The latest report on state GDP from the Bureau of Economic Analysis shows Arkansas growth rate in the fourth quarter was 1.5% (seasonally adjusted annual rate), well below the U.S. growth rate of 2.2%. Benefiting from strong growth in oil and gas production, the fastest growing state was Texas at 6.6%. Arkansas ranked as the 34th highest growth rate among the 50 states.
The fourth-quarter total for Arkansas was up 1.2% from a year earlier, compared to a year-over-year growth rate of 3.0% for the U.S. Over the most recent five years, Arkansas GDP growth has averaged 0.9% while the U.S. growth rate has averaged 2.4%.
As is often the case, data revisions that came out with today’s report (for 2015 through 2018:Q3) are important for putting the most recent data into context. For Arkansas, these revisions raised estimates of GDP growth in late 2016 and early 2017, but lowered growth estimates for more recent quarters.
Specifically, the revisions increased growth in the fourth quarter of 2016 from 3.3% to 4.3%, changed the first quarter of 2017 from negative to essentially zero, and raised the second quarter estimate as well (from 1.5% to 2.1%). From 2017:Q4 forward, however, estimates of Arkansas GDP growth were all lowered. A notable revision for 2018:Q2 reduced the state’s growth rate from 4.4% down to 1.7%.
The table below shows a breakdown of contributions to growth by sector. The largest single contributor to Arkansas’ growth rate in the fourth quarter was wholesale trade, but durable goods manufacturing had a strong showing as well. Both are relatively large, important sectors in the Arkansas economy. Other growing sectors included Real Estate; Management of companies and enterprises; and Health care and social assistance. Oil and gas production also gave the Arkansas economy a boost, but that sector is not as large a contributor to our state’s economy as it is to other states in the region.
One notable declining sector was Agriculture, which was down 8.7% from the previous quarter. The contrast between this downturn in production and the surge in farm income that we saw in the fourth-quarter personal income report would seem to indicate that the income surge in agriculture was largely attributable to payments made to farmers as part of the USDA’s Market Facilitation Program, which is intended to assist farmers affected by tariffs and reduced exports.

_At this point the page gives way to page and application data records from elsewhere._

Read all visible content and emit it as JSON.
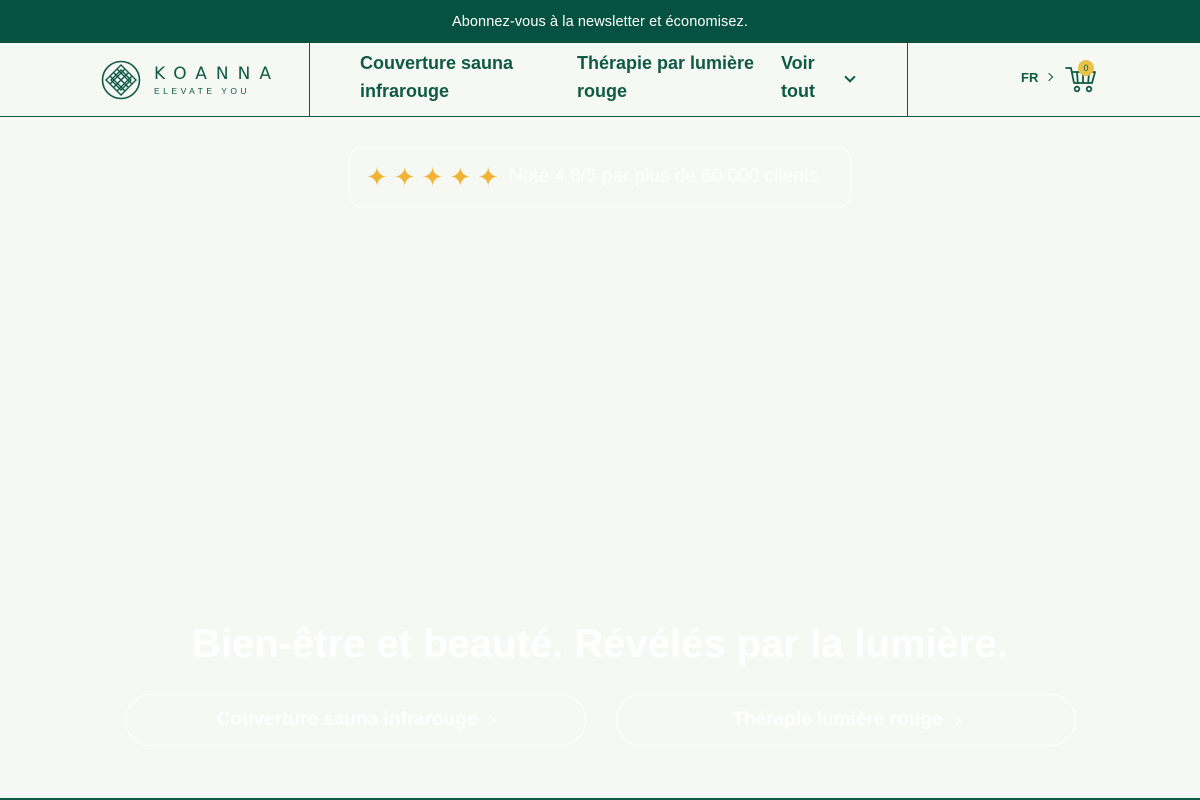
{
  "announcement": {
    "text": "Abonnez-vous à la newsletter et économisez."
  },
  "brand": {
    "name": "KOANNA",
    "tagline": "ELEVATE YOU",
    "logo_icon": "lattice-diamond-icon"
  },
  "nav": {
    "items": [
      {
        "label_line1": "Couverture sauna",
        "label_line2": "infrarouge"
      },
      {
        "label_line1": "Thérapie par lumière",
        "label_line2": "rouge"
      },
      {
        "label_line1": "Voir",
        "label_line2": "tout"
      }
    ]
  },
  "header_tools": {
    "language": "FR",
    "cart_count": "0",
    "cart_icon": "cart-icon"
  },
  "hero": {
    "rating_stars": 5,
    "rating_text": "Noté 4.8/5 par plus de 60 000 clients.",
    "title": "Bien-être et beauté. Révélés par la lumière.",
    "cta_primary": "Couverture sauna infrarouge",
    "cta_secondary": "Thérapie lumière rouge"
  },
  "colors": {
    "brand_green": "#055242",
    "accent_gold": "#f2b232",
    "background": "#f6f8f4"
  }
}
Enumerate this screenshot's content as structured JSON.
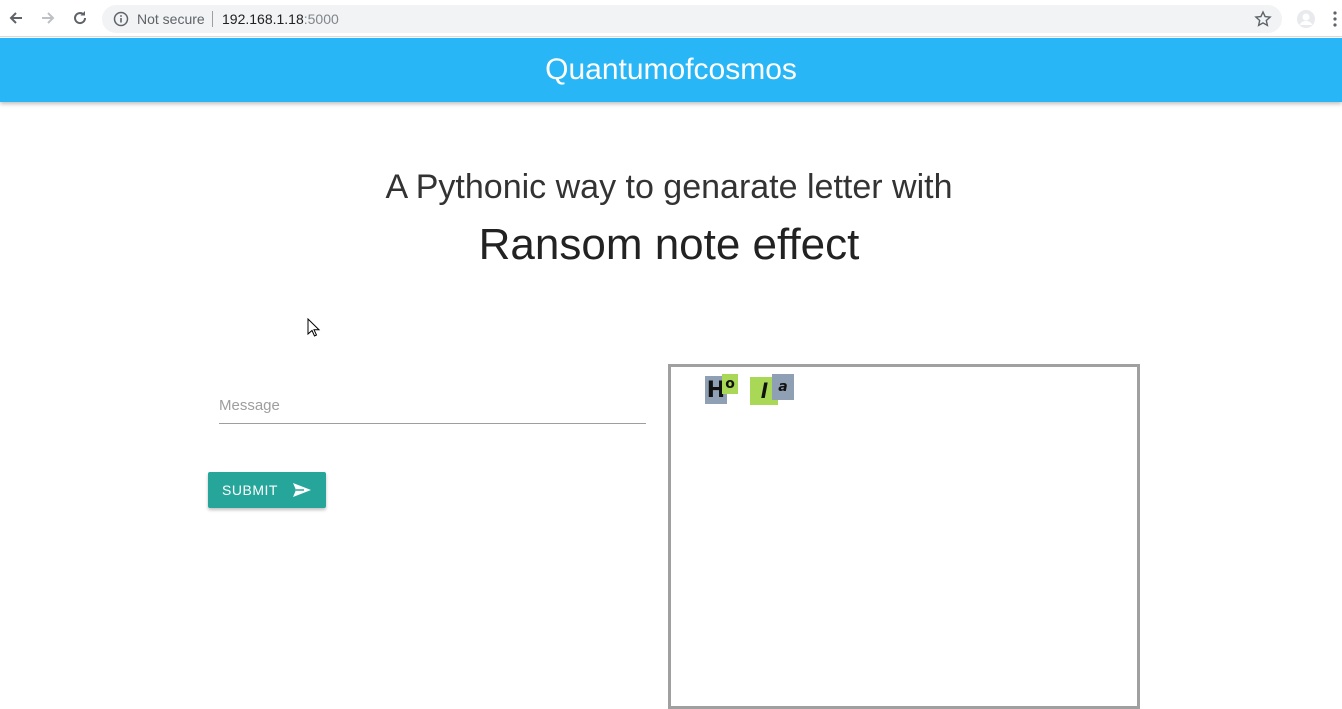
{
  "browser": {
    "security_label": "Not secure",
    "url_host": "192.168.1.18",
    "url_port": ":5000"
  },
  "navbar": {
    "brand": "Quantumofcosmos"
  },
  "hero": {
    "subtitle": "A Pythonic way to genarate letter with",
    "title": "Ransom note effect"
  },
  "form": {
    "message_placeholder": "Message",
    "message_value": "",
    "submit_label": "SUBMIT"
  },
  "output": {
    "letters": [
      {
        "char": "H",
        "bg": "#8fa0b4"
      },
      {
        "char": "o",
        "bg": "#a8d855"
      },
      {
        "char": "l",
        "bg": "#a8d855"
      },
      {
        "char": "a",
        "bg": "#8fa0b4"
      }
    ]
  },
  "colors": {
    "navbar": "#29b6f6",
    "submit": "#26a69a"
  }
}
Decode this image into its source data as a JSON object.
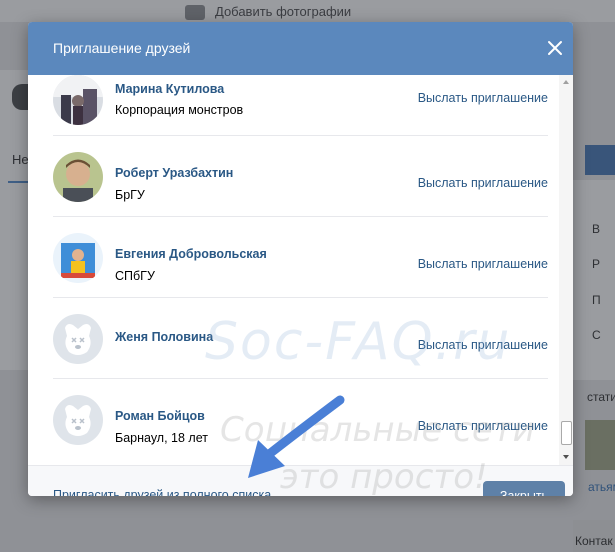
{
  "background": {
    "top_link": "Добавить фотографии",
    "left_tab": "Не",
    "right_labels": [
      "В",
      "Р",
      "П",
      "С"
    ],
    "right_stat": "стати",
    "right_link": "атьям",
    "bottom_right": "Контак"
  },
  "modal": {
    "title": "Приглашение друзей",
    "friends": [
      {
        "name": "Марина Кутилова",
        "subtitle": "Корпорация монстров",
        "action": "Выслать приглашение",
        "avatar": "photo"
      },
      {
        "name": "Роберт Уразбахтин",
        "subtitle": "БрГУ",
        "action": "Выслать приглашение",
        "avatar": "photo"
      },
      {
        "name": "Евгения Добровольская",
        "subtitle": "СПбГУ",
        "action": "Выслать приглашение",
        "avatar": "photo"
      },
      {
        "name": "Женя Половина",
        "subtitle": "",
        "action": "Выслать приглашение",
        "avatar": "default-dog"
      },
      {
        "name": "Роман Бойцов",
        "subtitle": "Барнаул, 18 лет",
        "action": "Выслать приглашение",
        "avatar": "default-dog"
      }
    ],
    "footer_link": "Пригласить друзей из полного списка",
    "close_button": "Закрыть"
  },
  "watermark": {
    "line1": "Soc-FAQ.ru",
    "line2": "Социальные сети",
    "line3": "это просто!"
  },
  "colors": {
    "header": "#5b88bd",
    "link": "#2a5885",
    "button": "#5e81a8",
    "arrow": "#4a7fd6"
  }
}
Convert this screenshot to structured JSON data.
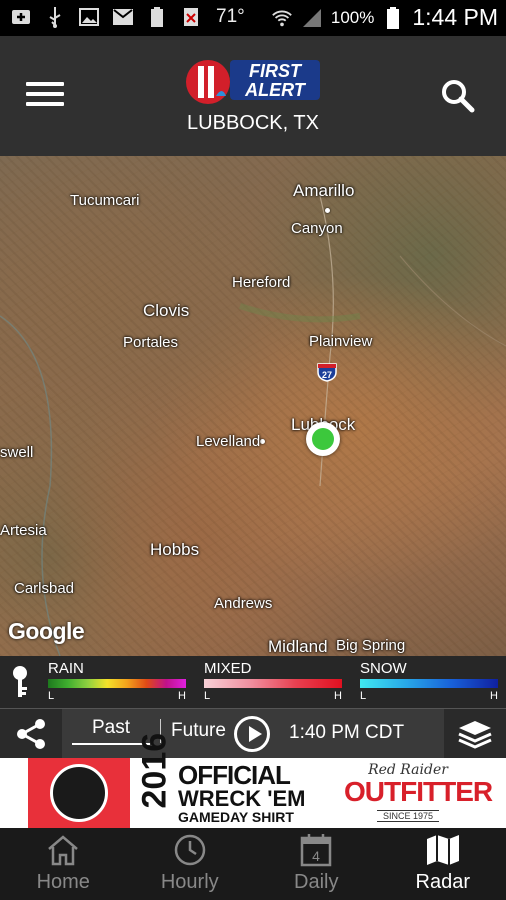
{
  "status_bar": {
    "temperature": "71°",
    "battery_percent": "100%",
    "time": "1:44 PM",
    "icons": [
      "add-box-icon",
      "usb-icon",
      "image-icon",
      "gmail-icon",
      "battery-100-icon",
      "no-sim-icon",
      "wifi-icon",
      "signal-icon",
      "battery-icon"
    ]
  },
  "header": {
    "logo_text_line1": "FIRST",
    "logo_text_line2": "ALERT",
    "location": "LUBBOCK, TX",
    "menu_icon": "hamburger-menu-icon",
    "search_icon": "search-icon"
  },
  "map": {
    "cities": [
      "Amarillo",
      "Tucumcari",
      "Canyon",
      "Hereford",
      "Clovis",
      "Portales",
      "Plainview",
      "Lubbock",
      "Levelland",
      "swell",
      "Artesia",
      "Hobbs",
      "Carlsbad",
      "Andrews",
      "Midland",
      "Big Spring"
    ],
    "highway_shield": "27",
    "attribution": "Google",
    "marker_color": "#3cc83c"
  },
  "legend": {
    "key_icon": "key-icon",
    "rain": {
      "label": "RAIN",
      "low": "L",
      "high": "H"
    },
    "mixed": {
      "label": "MIXED",
      "low": "L",
      "high": "H"
    },
    "snow": {
      "label": "SNOW",
      "low": "L",
      "high": "H"
    }
  },
  "controls": {
    "past_label": "Past",
    "future_label": "Future",
    "time": "1:40 PM CDT",
    "share_icon": "share-icon",
    "play_icon": "play-icon",
    "layers_icon": "layers-icon"
  },
  "ad": {
    "year": "2016",
    "line1": "OFFICIAL",
    "line2": "WRECK 'EM",
    "line3": "GAMEDAY SHIRT",
    "brand_script": "Red Raider",
    "brand_main": "OUTFITTER",
    "brand_since": "SINCE 1975"
  },
  "nav": {
    "items": [
      {
        "label": "Home",
        "icon": "home-icon"
      },
      {
        "label": "Hourly",
        "icon": "clock-icon"
      },
      {
        "label": "Daily",
        "icon": "calendar-icon",
        "icon_number": "4"
      },
      {
        "label": "Radar",
        "icon": "map-icon"
      }
    ],
    "active": "Radar"
  }
}
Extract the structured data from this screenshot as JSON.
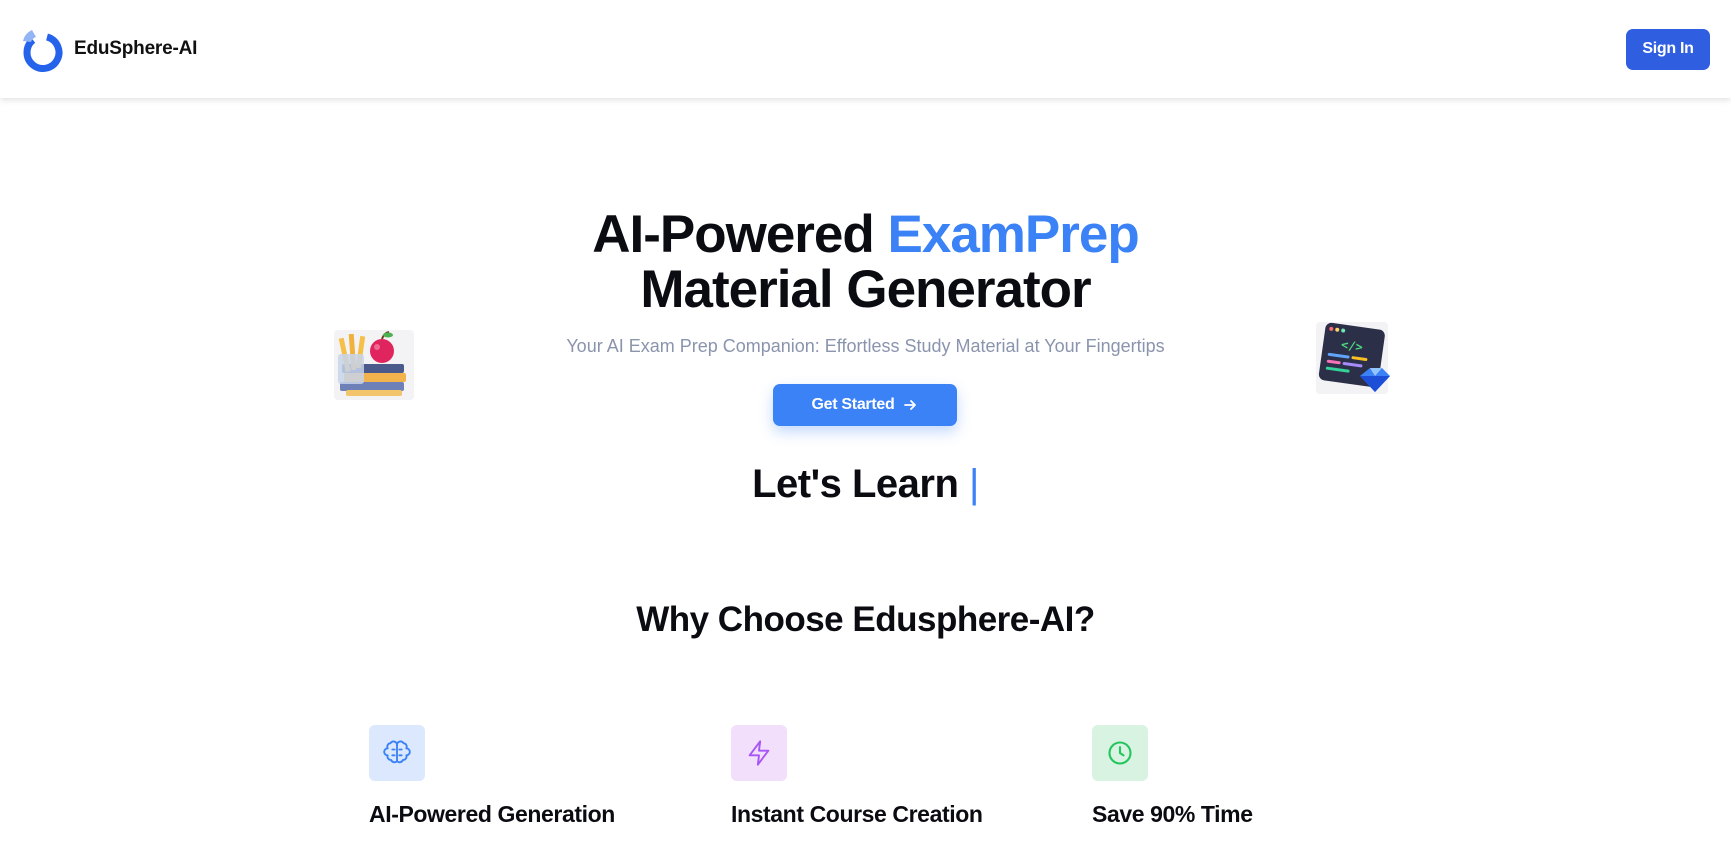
{
  "header": {
    "brand_name": "EduSphere-AI",
    "signin_label": "Sign In"
  },
  "hero": {
    "title_part1": "AI-Powered ",
    "title_accent": "ExamPrep",
    "title_part2": "Material Generator",
    "subtitle": "Your AI Exam Prep Companion: Effortless Study Material at Your Fingertips",
    "cta_label": "Get Started",
    "typing_text": "Let's Learn ",
    "typing_cursor": "|"
  },
  "why": {
    "heading": "Why Choose Edusphere-AI?",
    "features": [
      {
        "label": "AI-Powered Generation",
        "icon": "brain-icon",
        "color": "#3b82f6"
      },
      {
        "label": "Instant Course Creation",
        "icon": "lightning-icon",
        "color": "#a855f7"
      },
      {
        "label": "Save 90% Time",
        "icon": "clock-icon",
        "color": "#22c55e"
      }
    ]
  },
  "colors": {
    "accent": "#3b82f6",
    "signin_bg": "#2f5fe0",
    "subtitle": "#8a94ad"
  }
}
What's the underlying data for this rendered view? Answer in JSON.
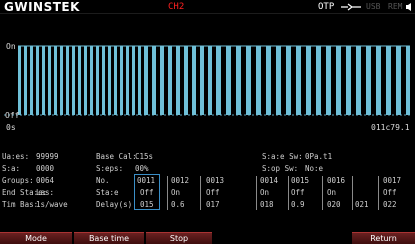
{
  "header": {
    "logo": "GWINSTEK",
    "channel": "CH2",
    "otp_label": "OTP",
    "usb_label": "USB",
    "remote_label": "REM"
  },
  "waveform": {
    "on_label": "On",
    "off_label": "Off",
    "start_label": "0s",
    "end_label": "011c79.1",
    "trace_color": "#6fc0d8"
  },
  "info": {
    "left": [
      {
        "label": "Ua:es:",
        "value": "99999"
      },
      {
        "label": "S:a:",
        "value": "0000"
      },
      {
        "label": "Groups:",
        "value": "0064"
      },
      {
        "label": "End Sta:e:",
        "value": "Las:"
      },
      {
        "label": "Tim Bas:",
        "value": "1s/wave"
      }
    ],
    "middle": [
      {
        "label": "Base Cal:",
        "value": "C15s"
      },
      {
        "label": "S:eps:",
        "value": "00%"
      },
      {
        "label": "No.",
        "value": ""
      },
      {
        "label": "Sta:e",
        "value": ""
      },
      {
        "label": "Delay(s)",
        "value": ""
      }
    ],
    "right": [
      {
        "label": "S:a:e Sw:",
        "value": "0Pa.t1"
      },
      {
        "label": "S:op Sw:",
        "value": "No:e"
      }
    ],
    "grid_numbers": [
      "0011",
      "0012",
      "0013",
      "0014",
      "0015",
      "0016",
      "0017"
    ],
    "grid_states": [
      "Off",
      "On",
      "Off",
      "On",
      "Off",
      "On",
      "Off"
    ],
    "grid_delays": [
      "015",
      "0.6",
      "017",
      "018",
      "0.9",
      "020",
      "021",
      "022"
    ]
  },
  "softkeys": {
    "mode": "Mode",
    "base_time": "Base time",
    "stop": "Stop",
    "return": "Return"
  }
}
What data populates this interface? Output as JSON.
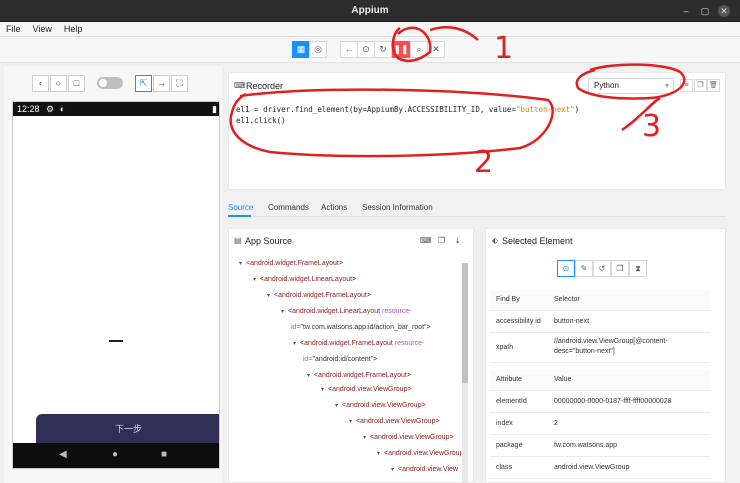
{
  "window": {
    "title": "Appium"
  },
  "menu": [
    "File",
    "View",
    "Help"
  ],
  "device": {
    "status_time": "12:28",
    "next_button_label": "下一步"
  },
  "recorder": {
    "title": "Recorder",
    "language": "Python",
    "code_line1_prefix": "el1 = driver.find_element(by=AppiumBy.ACCESSIBILITY_ID, value=",
    "code_line1_string": "\"button-next\"",
    "code_line1_suffix": ")",
    "code_line2": "el1.click()"
  },
  "tabs": [
    "Source",
    "Commands",
    "Actions",
    "Session Information"
  ],
  "source": {
    "title": "App Source",
    "nodes": [
      {
        "tag": "<android.widget.FrameLayout>"
      },
      {
        "tag": "<android.widget.LinearLayout>"
      },
      {
        "tag": "<android.widget.FrameLayout>"
      },
      {
        "tag": "<android.widget.LinearLayout",
        "attr": " resource-",
        "attr2": "id=",
        "val": "\"tw.com.watsons.app:id/action_bar_root\">"
      },
      {
        "tag": "<android.widget.FrameLayout",
        "attr": " resource-",
        "attr2": "id=",
        "val": "\"android:id/content\">"
      },
      {
        "tag": "<android.widget.FrameLayout>"
      },
      {
        "tag": "<android.view.ViewGroup>"
      },
      {
        "tag": "<android.view.ViewGroup>"
      },
      {
        "tag": "<android.view.ViewGroup>"
      },
      {
        "tag": "<android.view.ViewGroup>"
      },
      {
        "tag": "<android.view.ViewGroup>"
      },
      {
        "tag": "<android.view.View"
      }
    ]
  },
  "selected": {
    "title": "Selected Element",
    "find_by_header": "Find By",
    "selector_header": "Selector",
    "find_rows": [
      {
        "key": "accessibility id",
        "value": "button-next"
      },
      {
        "key": "xpath",
        "value": "//android.view.ViewGroup[@content-desc=\"button-next\"]"
      }
    ],
    "attribute_header": "Attribute",
    "value_header": "Value",
    "attr_rows": [
      {
        "key": "elementId",
        "value": "00000000-0000-0187-ffff-ffff00000028"
      },
      {
        "key": "index",
        "value": "2"
      },
      {
        "key": "package",
        "value": "tw.com.watsons.app"
      },
      {
        "key": "class",
        "value": "android.view.ViewGroup"
      }
    ]
  },
  "annotations": {
    "one": "1",
    "two": "2",
    "three": "3"
  },
  "colors": {
    "accent": "#1890ff",
    "pause": "#ff4d4f",
    "annotation": "#e02020",
    "device_button": "#2f2e54"
  }
}
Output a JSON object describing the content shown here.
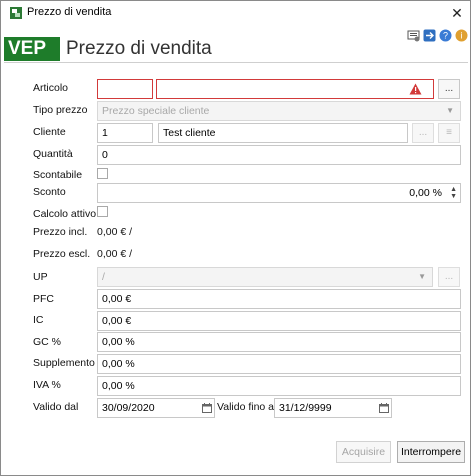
{
  "window": {
    "title": "Prezzo di vendita"
  },
  "header": {
    "badge": "VEP",
    "title": "Prezzo di vendita"
  },
  "toolbar_icons": [
    "settings-icon",
    "export-icon",
    "help-icon",
    "info-icon"
  ],
  "form": {
    "articolo": {
      "label": "Articolo",
      "code": "",
      "name": "",
      "browse": "..."
    },
    "tipo_prezzo": {
      "label": "Tipo prezzo",
      "value": "Prezzo speciale cliente"
    },
    "cliente": {
      "label": "Cliente",
      "code": "1",
      "name": "Test cliente",
      "browse": "...",
      "extra": "≡"
    },
    "quantita": {
      "label": "Quantità",
      "value": "0"
    },
    "scontabile": {
      "label": "Scontabile"
    },
    "sconto": {
      "label": "Sconto",
      "value": "0,00 %"
    },
    "calcolo_attivo": {
      "label": "Calcolo attivo"
    },
    "prezzo_incl": {
      "label": "Prezzo incl.",
      "value": "0,00 €  /"
    },
    "prezzo_escl": {
      "label": "Prezzo escl.",
      "value": "0,00 €  /"
    },
    "up": {
      "label": "UP",
      "value": "/"
    },
    "pfc": {
      "label": "PFC",
      "value": "0,00 €"
    },
    "ic": {
      "label": "IC",
      "value": "0,00 €"
    },
    "gc": {
      "label": "GC %",
      "value": "0,00 %"
    },
    "supplemento": {
      "label": "Supplemento %",
      "value": "0,00 %"
    },
    "iva": {
      "label": "IVA %",
      "value": "0,00 %"
    },
    "valido_dal": {
      "label": "Valido dal",
      "value": "30/09/2020"
    },
    "valido_fino": {
      "label": "Valido fino al",
      "value": "31/12/9999"
    }
  },
  "buttons": {
    "acquisire": "Acquisire",
    "interrompere": "Interrompere"
  },
  "colors": {
    "brand_green": "#1e7c2a",
    "error_red": "#d23a3a"
  }
}
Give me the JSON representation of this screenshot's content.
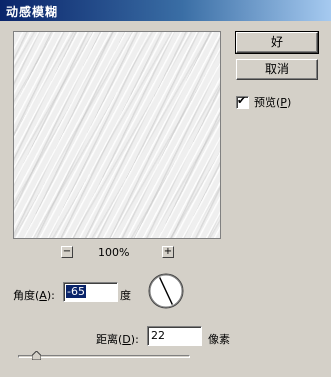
{
  "window": {
    "title": "动感模糊"
  },
  "buttons": {
    "ok": "好",
    "cancel": "取消"
  },
  "preview_checkbox": {
    "label": "预览",
    "accel": "P",
    "checked": true
  },
  "zoom": {
    "minus": "−",
    "plus": "+",
    "level": "100%"
  },
  "angle": {
    "label": "角度",
    "accel": "A",
    "value": "-65",
    "unit": "度"
  },
  "distance": {
    "label": "距离",
    "accel": "D",
    "value": "22",
    "unit": "像素",
    "slider_fraction": 0.11
  },
  "colors": {
    "titlebar_start": "#0a246a",
    "titlebar_end": "#a6caf0",
    "dialog_bg": "#d4d0c8",
    "selection": "#0a246a"
  },
  "icons": {
    "checkmark": "checkmark-icon",
    "dial": "angle-dial-icon",
    "slider": "slider-thumb-icon"
  }
}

Payments under this program began in the fourth quarter. The USDA has recently noted that the program has paid out more than $8.3 billion to nearly 600,000 applicants. Payments to soybean farmers have comprised a large share of the payouts, and should continue to boost farm incomes in the income data for the first quarter of 2019.